Katalogo: for Microsoft Dependency injection what Module is to Autofac or Registry to Structuremap

Create a bundle of components for Microsoft.Extensions.DependencyInjection using Katalogo's Catalog class just like you would in Structuremap using Registry or Autofac using Module. Built in assembly scanning support as well.

Katalogo: for Microsoft Dependency injection what Module is to Autofac or Registry to Structuremap

The problem

If you are a user of Structuremap or Autofac (or other DI containers for that matter) you probably know the technique to create a class where you can wire up your container. In Structuremap it is called Registry while Autofac has got Module.

.Net core has got its own - be it simple - DI implementation called Microsoft Dependency Injection through the Microsoft.Extensions.DependencyInjection
It mainly operates in the Asp.net Core space but you can effectively use it anywhere.

However no technique like Registry or Module exists today. You can create an extension method on IServiceCollection and use that as a similar way to bundle a set of related components. And while this works this would mean you still need to do this explicitly when creating/configuring your ServiceCollection. The advantage that Registry or Module have is that those DI's also support assembly scanning. This would allow your DI to look for assemblies with classes that implement Registry or Module and register the components itself.

Katalogo is a small library which is inspired by Scrutor library from Kristian Hellang. I used the assembly scanning feature from Scrutor as the base for Katalogo.

In Katalogo there is the Catalog class which provides a way to create your own bundle.

using Microsoft.Extensions.DependencyInjection;

namespace Katalogo
    public abstract class Catalog
        public IServiceCollection Services { get; }

        protected Catalog(IServiceCollection services)
            Services = services;

As you can see no rocket science here. You just create a new class and inherit from Catalog. In the constructor you'll get access to the IServiceCollection so you can create your own registrations.

    public interface ITest
        void Hello();
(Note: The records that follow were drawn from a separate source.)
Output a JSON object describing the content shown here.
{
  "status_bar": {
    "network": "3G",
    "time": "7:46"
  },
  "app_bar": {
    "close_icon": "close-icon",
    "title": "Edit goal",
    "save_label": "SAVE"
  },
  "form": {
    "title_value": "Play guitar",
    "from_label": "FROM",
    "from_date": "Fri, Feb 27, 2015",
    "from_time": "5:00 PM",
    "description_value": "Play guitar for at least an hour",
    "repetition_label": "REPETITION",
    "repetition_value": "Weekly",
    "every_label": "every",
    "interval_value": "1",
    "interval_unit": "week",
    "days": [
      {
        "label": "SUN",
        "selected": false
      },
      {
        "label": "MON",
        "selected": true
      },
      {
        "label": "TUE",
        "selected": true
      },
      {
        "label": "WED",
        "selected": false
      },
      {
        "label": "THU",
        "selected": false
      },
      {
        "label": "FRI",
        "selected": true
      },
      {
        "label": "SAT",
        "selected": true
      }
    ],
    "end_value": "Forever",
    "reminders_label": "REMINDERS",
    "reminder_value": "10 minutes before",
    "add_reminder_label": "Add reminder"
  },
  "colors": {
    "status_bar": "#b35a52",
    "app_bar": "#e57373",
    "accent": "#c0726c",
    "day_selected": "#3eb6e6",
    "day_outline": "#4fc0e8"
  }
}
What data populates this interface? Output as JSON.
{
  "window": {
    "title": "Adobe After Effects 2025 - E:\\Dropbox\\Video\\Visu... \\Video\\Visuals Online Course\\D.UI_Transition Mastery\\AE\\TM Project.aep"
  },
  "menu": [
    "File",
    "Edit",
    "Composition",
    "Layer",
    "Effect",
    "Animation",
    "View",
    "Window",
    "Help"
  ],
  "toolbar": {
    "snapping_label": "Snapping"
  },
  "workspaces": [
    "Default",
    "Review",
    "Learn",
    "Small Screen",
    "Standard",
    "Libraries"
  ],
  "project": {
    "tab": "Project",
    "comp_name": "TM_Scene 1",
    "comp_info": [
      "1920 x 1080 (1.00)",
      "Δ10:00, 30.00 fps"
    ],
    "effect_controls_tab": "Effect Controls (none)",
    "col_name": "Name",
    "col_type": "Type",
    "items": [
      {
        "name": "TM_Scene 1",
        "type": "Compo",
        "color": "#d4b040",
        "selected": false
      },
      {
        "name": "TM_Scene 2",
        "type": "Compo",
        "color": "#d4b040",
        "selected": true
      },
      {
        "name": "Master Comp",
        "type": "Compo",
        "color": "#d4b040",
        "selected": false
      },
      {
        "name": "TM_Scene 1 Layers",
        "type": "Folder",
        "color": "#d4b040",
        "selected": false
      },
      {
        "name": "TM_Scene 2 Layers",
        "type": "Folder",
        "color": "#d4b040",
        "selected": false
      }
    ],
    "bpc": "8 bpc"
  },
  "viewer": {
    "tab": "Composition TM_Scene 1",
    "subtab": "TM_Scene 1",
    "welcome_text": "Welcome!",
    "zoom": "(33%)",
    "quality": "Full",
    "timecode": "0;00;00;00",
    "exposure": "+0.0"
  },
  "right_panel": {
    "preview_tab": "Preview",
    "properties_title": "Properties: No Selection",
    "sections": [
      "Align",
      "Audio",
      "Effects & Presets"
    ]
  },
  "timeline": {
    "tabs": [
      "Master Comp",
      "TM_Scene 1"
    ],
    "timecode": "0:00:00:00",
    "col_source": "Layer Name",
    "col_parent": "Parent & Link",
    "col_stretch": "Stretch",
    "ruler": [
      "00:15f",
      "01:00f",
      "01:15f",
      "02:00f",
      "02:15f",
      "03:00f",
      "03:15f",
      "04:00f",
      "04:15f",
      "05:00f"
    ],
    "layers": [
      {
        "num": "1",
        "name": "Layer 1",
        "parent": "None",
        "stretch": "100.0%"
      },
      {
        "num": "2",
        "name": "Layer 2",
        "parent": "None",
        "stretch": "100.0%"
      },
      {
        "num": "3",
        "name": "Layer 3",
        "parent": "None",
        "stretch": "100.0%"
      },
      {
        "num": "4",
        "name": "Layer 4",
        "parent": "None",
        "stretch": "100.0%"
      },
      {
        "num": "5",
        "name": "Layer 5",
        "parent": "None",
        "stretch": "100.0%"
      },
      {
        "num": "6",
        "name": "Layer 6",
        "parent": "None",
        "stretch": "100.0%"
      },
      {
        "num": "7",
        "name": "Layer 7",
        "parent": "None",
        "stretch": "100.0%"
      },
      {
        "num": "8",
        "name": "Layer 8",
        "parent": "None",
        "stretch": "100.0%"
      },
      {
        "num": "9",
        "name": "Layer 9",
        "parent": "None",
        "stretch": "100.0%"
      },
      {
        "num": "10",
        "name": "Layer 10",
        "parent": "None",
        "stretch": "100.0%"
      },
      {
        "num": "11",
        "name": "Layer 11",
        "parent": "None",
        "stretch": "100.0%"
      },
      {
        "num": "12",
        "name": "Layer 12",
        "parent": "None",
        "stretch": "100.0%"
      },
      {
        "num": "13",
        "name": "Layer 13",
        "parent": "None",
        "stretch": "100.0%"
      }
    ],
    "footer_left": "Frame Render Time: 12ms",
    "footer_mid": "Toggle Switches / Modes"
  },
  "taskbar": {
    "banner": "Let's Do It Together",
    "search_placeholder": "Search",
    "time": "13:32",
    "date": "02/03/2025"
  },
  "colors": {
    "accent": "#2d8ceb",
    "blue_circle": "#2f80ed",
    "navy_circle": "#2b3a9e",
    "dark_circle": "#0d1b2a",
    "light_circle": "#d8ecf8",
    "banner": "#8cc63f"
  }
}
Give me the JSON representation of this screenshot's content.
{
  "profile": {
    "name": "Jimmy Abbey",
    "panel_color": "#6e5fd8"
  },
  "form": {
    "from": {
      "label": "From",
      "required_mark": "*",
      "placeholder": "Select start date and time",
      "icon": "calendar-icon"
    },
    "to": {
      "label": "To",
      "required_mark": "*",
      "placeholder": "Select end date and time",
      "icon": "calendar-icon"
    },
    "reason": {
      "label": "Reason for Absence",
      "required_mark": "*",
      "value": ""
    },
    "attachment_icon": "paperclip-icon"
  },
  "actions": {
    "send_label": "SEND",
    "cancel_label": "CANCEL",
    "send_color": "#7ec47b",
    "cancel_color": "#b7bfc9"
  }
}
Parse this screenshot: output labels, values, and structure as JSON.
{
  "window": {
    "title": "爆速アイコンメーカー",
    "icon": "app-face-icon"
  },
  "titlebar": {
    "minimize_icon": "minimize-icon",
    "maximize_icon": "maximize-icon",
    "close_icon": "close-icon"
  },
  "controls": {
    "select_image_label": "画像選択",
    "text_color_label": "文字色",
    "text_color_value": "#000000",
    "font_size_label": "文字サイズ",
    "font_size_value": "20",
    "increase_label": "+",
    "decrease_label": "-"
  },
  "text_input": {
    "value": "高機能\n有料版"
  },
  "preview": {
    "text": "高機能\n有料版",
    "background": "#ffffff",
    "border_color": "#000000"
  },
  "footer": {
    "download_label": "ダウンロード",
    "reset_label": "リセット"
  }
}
    public class Test : ITest
        public void Hello()


    public class TestCatalog : Catalog
        public TestCatalog(IServiceCollection services) : base(services)
            services.AddTransient<ITest, Test>();

An advantage is that you can now make your implementations internal but still make it possible to register them in an other library in the ServiceCollection without exposing them if you don't want to.

Making it work

So when you are ready to wire up your services you can do that using the .Scan() method which is an extension for IServiceCollection. It will allow you to choose the scanning technique and then register all Catalog implementations found in the discovered assemblies.

var services = New ServiceCollection();
services.Scan(scanner => scanner.FromCallingAssembly().RegisterCatalogs()

The above code will look in the calling assembly for Catalog implementations and register them. Other scanning strategies are:

  • FromExecutingAssembly: Will scan for types from the entry assembly.
  • FromApplicationDependencies: Will load and scan all runtime libraries referenced by the currently executing application.
  • FromDependencyContext: Will load and scan all runtime libraries in the given context
  • FromAssemblyOf<T>(): Will scan for types from the assembly of type T
  • FromAssembliesOf(paramsType[] types): Will scan for types from the assemblies of each type in types
  • FromAssemblies(params Assembly[] assemblies): Will scan for types in each assembly in assemblies

Some of the methods above also have some overloads to steer the scanning a bit further. See the IAssemblySelector interface for more information.

Do we need to scan?


You can register a catalog directly as well.

var services = new ServiceCollection();

This will register the Catalog without scanning for assemblies since you are specifying the type directly.

You can see all the source on Github: https://github.com/suddenelfilio/katalogo

Install it in your .net project using the Nuget package: https://www.nuget.org/packages/Katalogo

Let me know if you have any remarks or maybe feature requests via the Github issues: https://github.com/suddenelfilio/Katalogo/issues

I also accept Pull requests if you would like to extend it even further.